(Collected data)
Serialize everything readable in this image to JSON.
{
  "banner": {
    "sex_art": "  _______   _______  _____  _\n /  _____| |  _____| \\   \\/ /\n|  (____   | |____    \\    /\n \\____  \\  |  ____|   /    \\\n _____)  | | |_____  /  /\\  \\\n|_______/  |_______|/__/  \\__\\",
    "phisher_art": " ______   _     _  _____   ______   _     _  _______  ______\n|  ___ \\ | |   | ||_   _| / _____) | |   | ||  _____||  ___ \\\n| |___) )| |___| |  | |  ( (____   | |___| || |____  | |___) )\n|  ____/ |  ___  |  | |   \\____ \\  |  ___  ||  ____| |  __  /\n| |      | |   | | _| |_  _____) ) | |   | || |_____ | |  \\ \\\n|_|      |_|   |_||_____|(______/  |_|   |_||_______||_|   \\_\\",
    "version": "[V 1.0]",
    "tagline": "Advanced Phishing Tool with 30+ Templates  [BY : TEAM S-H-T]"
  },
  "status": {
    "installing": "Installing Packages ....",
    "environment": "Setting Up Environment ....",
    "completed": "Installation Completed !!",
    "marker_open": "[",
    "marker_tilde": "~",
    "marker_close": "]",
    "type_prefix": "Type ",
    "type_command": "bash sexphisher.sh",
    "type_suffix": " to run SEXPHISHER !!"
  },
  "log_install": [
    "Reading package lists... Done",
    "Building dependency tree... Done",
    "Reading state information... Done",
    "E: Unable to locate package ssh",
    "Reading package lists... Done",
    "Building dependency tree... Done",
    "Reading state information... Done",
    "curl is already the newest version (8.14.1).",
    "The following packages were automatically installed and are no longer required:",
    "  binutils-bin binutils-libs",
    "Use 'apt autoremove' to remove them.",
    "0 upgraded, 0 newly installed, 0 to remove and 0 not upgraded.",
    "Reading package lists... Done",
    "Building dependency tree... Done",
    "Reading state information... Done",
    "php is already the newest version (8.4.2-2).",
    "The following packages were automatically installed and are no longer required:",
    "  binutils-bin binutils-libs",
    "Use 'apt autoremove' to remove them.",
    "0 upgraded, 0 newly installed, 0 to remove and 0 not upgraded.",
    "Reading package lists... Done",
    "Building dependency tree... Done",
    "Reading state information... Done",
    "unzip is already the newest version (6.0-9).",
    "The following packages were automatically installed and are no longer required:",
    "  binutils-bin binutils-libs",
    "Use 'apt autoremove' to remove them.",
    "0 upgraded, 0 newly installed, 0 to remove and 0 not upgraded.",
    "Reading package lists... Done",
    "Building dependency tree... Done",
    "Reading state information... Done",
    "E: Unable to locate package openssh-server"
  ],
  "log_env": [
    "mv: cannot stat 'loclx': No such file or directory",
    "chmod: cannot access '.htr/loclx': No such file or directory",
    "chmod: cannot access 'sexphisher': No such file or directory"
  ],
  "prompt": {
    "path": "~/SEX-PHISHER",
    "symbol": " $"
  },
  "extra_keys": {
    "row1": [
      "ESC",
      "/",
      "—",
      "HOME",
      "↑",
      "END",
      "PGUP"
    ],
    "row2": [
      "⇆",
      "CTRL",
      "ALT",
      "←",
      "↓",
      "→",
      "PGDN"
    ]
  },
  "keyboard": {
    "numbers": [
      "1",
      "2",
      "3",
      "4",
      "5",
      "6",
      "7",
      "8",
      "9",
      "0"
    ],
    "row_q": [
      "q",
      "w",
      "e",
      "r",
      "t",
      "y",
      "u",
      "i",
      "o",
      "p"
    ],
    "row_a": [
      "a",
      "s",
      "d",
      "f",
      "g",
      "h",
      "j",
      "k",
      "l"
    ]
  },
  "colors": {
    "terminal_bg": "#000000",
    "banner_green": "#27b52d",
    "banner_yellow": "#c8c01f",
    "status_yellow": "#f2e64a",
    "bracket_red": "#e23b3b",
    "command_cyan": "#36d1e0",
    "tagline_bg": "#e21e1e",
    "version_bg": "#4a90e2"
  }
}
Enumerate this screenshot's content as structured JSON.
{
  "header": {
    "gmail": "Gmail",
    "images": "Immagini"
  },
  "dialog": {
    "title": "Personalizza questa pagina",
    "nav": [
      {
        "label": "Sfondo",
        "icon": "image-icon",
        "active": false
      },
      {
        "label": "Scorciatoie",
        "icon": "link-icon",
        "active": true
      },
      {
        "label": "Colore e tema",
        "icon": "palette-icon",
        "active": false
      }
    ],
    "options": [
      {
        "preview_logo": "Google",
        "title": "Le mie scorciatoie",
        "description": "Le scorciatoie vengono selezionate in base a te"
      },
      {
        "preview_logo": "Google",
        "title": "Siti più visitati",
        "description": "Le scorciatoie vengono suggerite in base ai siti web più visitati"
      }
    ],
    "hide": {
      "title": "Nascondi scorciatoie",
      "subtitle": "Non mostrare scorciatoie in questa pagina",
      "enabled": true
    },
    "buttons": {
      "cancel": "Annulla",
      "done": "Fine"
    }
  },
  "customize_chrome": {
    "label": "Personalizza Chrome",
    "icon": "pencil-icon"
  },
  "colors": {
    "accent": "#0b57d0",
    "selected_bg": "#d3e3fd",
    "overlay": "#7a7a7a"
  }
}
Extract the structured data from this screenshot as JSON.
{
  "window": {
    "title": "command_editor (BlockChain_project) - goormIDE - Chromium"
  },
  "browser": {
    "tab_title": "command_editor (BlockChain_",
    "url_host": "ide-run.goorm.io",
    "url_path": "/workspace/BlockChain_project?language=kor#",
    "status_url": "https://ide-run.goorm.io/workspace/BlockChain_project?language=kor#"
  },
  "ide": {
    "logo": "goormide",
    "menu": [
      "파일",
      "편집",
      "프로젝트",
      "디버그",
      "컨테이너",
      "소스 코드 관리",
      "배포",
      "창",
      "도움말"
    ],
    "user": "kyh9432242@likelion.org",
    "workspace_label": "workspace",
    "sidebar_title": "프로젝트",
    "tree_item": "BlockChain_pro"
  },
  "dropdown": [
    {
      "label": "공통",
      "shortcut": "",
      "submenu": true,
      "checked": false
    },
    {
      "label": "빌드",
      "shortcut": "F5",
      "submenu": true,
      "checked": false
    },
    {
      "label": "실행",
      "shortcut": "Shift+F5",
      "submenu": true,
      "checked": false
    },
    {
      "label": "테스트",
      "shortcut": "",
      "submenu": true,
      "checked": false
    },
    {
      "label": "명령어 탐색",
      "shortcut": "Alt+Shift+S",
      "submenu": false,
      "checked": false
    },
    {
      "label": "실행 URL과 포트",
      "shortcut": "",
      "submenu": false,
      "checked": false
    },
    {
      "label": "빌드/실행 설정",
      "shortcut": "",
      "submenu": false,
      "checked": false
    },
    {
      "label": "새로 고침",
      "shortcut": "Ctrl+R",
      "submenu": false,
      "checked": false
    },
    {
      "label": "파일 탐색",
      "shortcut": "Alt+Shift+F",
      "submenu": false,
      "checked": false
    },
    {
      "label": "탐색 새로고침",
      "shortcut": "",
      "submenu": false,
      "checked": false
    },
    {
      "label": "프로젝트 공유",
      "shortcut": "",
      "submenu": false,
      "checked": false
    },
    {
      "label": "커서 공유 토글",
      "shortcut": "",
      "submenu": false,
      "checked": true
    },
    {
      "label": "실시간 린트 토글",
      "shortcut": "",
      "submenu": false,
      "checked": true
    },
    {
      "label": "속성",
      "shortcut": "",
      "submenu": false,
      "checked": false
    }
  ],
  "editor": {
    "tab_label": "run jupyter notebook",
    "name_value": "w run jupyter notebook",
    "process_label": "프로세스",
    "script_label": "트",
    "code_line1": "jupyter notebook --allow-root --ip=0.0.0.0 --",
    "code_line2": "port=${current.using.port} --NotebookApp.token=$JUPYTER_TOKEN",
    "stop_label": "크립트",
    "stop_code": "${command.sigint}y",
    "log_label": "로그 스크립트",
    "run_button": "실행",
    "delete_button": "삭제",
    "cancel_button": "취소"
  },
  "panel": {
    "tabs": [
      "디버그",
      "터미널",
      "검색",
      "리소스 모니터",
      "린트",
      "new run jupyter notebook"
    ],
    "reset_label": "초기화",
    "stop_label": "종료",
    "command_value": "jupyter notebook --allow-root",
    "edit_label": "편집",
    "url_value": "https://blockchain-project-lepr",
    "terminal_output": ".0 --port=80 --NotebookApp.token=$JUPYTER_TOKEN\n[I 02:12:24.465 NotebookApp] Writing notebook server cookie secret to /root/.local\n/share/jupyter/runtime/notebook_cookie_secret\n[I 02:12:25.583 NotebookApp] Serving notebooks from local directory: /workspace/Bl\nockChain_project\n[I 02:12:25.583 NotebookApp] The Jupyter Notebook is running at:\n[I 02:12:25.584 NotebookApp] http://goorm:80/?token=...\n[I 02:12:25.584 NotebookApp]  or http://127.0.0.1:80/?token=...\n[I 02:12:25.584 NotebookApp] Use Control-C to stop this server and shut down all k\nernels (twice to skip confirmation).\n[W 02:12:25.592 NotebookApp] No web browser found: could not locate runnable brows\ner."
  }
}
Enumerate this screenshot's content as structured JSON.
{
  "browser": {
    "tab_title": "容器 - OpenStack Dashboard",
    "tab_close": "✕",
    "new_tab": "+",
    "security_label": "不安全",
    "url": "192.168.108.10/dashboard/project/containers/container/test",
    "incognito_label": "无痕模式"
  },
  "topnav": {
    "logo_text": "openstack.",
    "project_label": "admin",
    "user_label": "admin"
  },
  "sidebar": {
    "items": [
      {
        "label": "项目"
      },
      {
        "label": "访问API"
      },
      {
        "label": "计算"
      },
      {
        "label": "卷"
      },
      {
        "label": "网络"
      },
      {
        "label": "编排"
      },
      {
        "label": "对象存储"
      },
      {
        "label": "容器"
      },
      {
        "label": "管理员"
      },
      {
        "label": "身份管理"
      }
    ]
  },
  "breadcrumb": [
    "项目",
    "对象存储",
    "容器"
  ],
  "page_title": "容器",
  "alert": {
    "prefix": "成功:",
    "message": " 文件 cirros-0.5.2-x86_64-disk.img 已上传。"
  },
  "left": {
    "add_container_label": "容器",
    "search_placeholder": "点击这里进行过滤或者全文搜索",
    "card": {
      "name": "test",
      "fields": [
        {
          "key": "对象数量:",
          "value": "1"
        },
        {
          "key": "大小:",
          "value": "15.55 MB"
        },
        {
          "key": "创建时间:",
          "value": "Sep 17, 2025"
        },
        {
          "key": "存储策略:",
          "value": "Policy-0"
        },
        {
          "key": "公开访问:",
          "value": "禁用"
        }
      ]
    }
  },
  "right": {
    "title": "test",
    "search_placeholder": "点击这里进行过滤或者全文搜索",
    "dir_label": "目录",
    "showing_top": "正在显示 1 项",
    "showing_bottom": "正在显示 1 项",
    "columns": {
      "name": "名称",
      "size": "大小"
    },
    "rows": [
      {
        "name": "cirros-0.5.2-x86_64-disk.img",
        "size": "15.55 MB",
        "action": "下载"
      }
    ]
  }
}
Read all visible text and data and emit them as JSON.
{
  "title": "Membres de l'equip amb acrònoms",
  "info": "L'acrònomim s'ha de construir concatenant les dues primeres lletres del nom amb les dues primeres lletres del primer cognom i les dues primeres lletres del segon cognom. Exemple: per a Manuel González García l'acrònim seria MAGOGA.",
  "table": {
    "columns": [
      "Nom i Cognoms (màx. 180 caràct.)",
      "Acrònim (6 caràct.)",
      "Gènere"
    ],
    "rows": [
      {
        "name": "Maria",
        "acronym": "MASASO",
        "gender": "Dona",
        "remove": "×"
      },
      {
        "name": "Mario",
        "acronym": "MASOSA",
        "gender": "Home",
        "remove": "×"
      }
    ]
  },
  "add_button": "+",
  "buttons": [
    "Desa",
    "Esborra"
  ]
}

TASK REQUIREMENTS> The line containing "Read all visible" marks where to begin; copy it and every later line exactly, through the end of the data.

YOUR SOLUTION>
Read all visible text and data and emit them as JSON.
{
  "title": "Membres de l'equip amb acrònoms",
  "info": "L'acrònomim s'ha de construir concatenant les dues primeres lletres del nom amb les dues primeres lletres del primer cognom i les dues primeres lletres del segon cognom. Exemple: per a Manuel González García l'acrònim seria MAGOGA.",
  "table": {
    "columns": [
      "Nom i Cognoms (màx. 180 caràct.)",
      "Acrònim (6 caràct.)",
      "Gènere"
    ],
    "rows": [
      {
        "name": "Maria",
        "acronym": "MASASO",
        "gender": "Dona",
        "remove": "×"
      },
      {
        "name": "Mario",
        "acronym": "MASOSA",
        "gender": "Home",
        "remove": "×"
      }
    ]
  },
  "add_button": "+",
  "buttons": [
    "Desa",
    "Esborra"
  ]
}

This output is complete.